[[ SOURCE DATA, beginning ]]
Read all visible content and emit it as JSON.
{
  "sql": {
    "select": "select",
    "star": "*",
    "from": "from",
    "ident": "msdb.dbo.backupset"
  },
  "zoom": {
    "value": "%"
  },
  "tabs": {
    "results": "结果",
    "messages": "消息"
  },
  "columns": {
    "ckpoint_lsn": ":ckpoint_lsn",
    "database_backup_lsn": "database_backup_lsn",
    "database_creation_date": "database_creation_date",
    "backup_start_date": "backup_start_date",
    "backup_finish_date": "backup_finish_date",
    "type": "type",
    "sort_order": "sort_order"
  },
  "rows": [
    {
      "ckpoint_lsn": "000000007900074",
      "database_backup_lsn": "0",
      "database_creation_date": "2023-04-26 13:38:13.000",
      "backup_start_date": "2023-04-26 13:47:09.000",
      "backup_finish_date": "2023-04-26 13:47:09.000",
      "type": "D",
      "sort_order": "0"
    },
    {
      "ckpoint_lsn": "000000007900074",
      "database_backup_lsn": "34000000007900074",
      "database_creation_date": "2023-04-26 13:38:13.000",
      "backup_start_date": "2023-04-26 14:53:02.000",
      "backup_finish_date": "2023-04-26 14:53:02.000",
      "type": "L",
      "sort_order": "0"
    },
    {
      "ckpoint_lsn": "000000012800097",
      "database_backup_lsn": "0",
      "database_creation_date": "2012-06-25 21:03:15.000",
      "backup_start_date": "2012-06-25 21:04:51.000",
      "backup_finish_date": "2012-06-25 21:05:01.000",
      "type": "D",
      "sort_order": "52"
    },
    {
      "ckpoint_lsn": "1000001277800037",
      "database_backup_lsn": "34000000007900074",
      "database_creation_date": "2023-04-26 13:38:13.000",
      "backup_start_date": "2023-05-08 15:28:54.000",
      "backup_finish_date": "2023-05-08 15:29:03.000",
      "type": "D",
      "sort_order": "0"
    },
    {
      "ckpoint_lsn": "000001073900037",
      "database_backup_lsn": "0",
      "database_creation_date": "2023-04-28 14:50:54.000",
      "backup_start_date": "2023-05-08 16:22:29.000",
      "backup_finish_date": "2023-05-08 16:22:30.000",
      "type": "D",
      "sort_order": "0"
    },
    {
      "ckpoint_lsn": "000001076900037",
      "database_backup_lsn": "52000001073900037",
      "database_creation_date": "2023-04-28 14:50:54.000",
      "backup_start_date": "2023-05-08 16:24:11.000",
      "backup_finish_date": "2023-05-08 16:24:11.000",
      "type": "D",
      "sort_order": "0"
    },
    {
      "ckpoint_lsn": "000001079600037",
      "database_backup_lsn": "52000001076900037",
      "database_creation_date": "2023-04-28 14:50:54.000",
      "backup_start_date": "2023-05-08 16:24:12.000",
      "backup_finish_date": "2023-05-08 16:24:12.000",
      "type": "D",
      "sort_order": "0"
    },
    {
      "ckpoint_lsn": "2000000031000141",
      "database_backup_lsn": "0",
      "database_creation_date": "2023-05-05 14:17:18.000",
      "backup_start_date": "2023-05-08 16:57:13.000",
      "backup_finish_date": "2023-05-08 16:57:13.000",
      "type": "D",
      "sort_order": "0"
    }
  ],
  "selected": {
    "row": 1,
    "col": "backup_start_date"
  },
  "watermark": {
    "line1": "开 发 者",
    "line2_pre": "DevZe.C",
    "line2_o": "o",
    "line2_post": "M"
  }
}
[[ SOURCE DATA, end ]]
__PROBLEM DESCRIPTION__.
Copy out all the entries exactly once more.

__YOUR SOLUTION__.
Read all visible content and emit it as JSON.
{
  "sql": {
    "select": "select",
    "star": "*",
    "from": "from",
    "ident": "msdb.dbo.backupset"
  },
  "zoom": {
    "value": "%"
  },
  "tabs": {
    "results": "结果",
    "messages": "消息"
  },
  "columns": {
    "ckpoint_lsn": ":ckpoint_lsn",
    "database_backup_lsn": "database_backup_lsn",
    "database_creation_date": "database_creation_date",
    "backup_start_date": "backup_start_date",
    "backup_finish_date": "backup_finish_date",
    "type": "type",
    "sort_order": "sort_order"
  },
  "rows": [
    {
      "ckpoint_lsn": "000000007900074",
      "database_backup_lsn": "0",
      "database_creation_date": "2023-04-26 13:38:13.000",
      "backup_start_date": "2023-04-26 13:47:09.000",
      "backup_finish_date": "2023-04-26 13:47:09.000",
      "type": "D",
      "sort_order": "0"
    },
    {
      "ckpoint_lsn": "000000007900074",
      "database_backup_lsn": "34000000007900074",
      "database_creation_date": "2023-04-26 13:38:13.000",
      "backup_start_date": "2023-04-26 14:53:02.000",
      "backup_finish_date": "2023-04-26 14:53:02.000",
      "type": "L",
      "sort_order": "0"
    },
    {
      "ckpoint_lsn": "000000012800097",
      "database_backup_lsn": "0",
      "database_creation_date": "2012-06-25 21:03:15.000",
      "backup_start_date": "2012-06-25 21:04:51.000",
      "backup_finish_date": "2012-06-25 21:05:01.000",
      "type": "D",
      "sort_order": "52"
    },
    {
      "ckpoint_lsn": "1000001277800037",
      "database_backup_lsn": "34000000007900074",
      "database_creation_date": "2023-04-26 13:38:13.000",
      "backup_start_date": "2023-05-08 15:28:54.000",
      "backup_finish_date": "2023-05-08 15:29:03.000",
      "type": "D",
      "sort_order": "0"
    },
    {
      "ckpoint_lsn": "000001073900037",
      "database_backup_lsn": "0",
      "database_creation_date": "2023-04-28 14:50:54.000",
      "backup_start_date": "2023-05-08 16:22:29.000",
      "backup_finish_date": "2023-05-08 16:22:30.000",
      "type": "D",
      "sort_order": "0"
    },
    {
      "ckpoint_lsn": "000001076900037",
      "database_backup_lsn": "52000001073900037",
      "database_creation_date": "2023-04-28 14:50:54.000",
      "backup_start_date": "2023-05-08 16:24:11.000",
      "backup_finish_date": "2023-05-08 16:24:11.000",
      "type": "D",
      "sort_order": "0"
    },
    {
      "ckpoint_lsn": "000001079600037",
      "database_backup_lsn": "52000001076900037",
      "database_creation_date": "2023-04-28 14:50:54.000",
      "backup_start_date": "2023-05-08 16:24:12.000",
      "backup_finish_date": "2023-05-08 16:24:12.000",
      "type": "D",
      "sort_order": "0"
    },
    {
      "ckpoint_lsn": "2000000031000141",
      "database_backup_lsn": "0",
      "database_creation_date": "2023-05-05 14:17:18.000",
      "backup_start_date": "2023-05-08 16:57:13.000",
      "backup_finish_date": "2023-05-08 16:57:13.000",
      "type": "D",
      "sort_order": "0"
    }
  ],
  "selected": {
    "row": 1,
    "col": "backup_start_date"
  },
  "watermark": {
    "line1": "开 发 者",
    "line2_pre": "DevZe.C",
    "line2_o": "o",
    "line2_post": "M"
  }
}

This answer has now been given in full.